bridge's designer and architect, Amasa Stone, is buried
several miles away from the disaster, at Lakeview
Cemetery in Cleveland Heights.
ostentatious marker is similar to the mass grave marker
at Maple Grove.
closeup of the inscription on Amasa Stones's marker. His
date of death, as it appears on the tombstone, is
actually seven years after the disaster.
inscription further reads:
memory of the just is blessed."
Halloween 2002 feature,
Cleveland Digital City discusses additional ghost
legends associated with the Chestnut Grove Cemetery.
Lisa Galloway writes, "Reports of wraiths near here are
many… witnesses mention families dressed in period dress --
always warm winter clothes -- wandering together, often
carrying carpetbags and baskets. Screams are heard late at
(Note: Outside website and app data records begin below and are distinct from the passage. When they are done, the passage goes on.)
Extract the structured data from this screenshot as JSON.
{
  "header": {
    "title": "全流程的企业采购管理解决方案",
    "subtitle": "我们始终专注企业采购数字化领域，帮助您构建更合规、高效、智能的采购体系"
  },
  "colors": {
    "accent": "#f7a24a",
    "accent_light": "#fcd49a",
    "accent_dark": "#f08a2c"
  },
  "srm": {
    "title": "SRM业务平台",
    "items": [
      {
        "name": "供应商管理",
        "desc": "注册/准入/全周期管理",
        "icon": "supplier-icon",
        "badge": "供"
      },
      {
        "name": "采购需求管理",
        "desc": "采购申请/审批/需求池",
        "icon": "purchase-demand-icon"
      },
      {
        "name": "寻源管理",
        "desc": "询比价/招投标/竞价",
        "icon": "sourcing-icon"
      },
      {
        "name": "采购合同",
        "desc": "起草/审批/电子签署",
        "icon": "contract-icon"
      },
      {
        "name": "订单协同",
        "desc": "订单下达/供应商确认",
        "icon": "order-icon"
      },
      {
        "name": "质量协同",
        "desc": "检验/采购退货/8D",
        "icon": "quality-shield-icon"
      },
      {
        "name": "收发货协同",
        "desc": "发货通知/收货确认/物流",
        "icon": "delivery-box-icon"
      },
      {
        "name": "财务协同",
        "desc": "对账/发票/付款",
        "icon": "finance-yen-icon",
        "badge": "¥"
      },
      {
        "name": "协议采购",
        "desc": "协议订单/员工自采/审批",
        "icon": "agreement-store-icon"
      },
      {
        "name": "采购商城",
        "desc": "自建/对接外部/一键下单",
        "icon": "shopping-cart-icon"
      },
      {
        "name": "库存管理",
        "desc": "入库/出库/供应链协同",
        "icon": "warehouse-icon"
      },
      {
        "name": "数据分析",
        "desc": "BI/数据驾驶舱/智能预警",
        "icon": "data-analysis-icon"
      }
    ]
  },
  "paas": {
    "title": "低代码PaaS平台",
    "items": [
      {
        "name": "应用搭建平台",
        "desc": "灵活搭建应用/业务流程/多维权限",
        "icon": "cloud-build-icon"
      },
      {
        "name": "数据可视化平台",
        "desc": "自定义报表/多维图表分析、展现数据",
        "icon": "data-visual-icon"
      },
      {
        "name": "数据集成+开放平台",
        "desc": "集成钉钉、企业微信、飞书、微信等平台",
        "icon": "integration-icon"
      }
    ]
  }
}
night, many visitors say a charred odor pervades the grounds
and near Collins' crypt a man can be seen weeping bitterly,
crying out over and over, I'm sorry. I'm so very sorry.'"
her sources, Ms. Galloway cites Dead Ohio <applause> and
Railroad Extra, a great website dedicated to U.S.
railroad history and folklore. Since Dead Ohio
certainly did not report of such ghostly happenings, we
checked out Railroad Extra. We could not find anything
specific on that site regarding the cemetery hauntings Ms.
Galloway writes about in her article (or any other hauntings
related to this grim event). So, if anyone can
substantiate those tales, please write us and share your
The Bottom of the Bridge
Below, a great shot of the
Ashtabula Bridge looking south, as taken in the summer 2002 by
Fast-Freight, a railroad engineer.
Here's a photo of a fascinating find by
Fast-Freight--An old rail. Although not yet
confirmed, it could be a piece of the original rail
from the accident.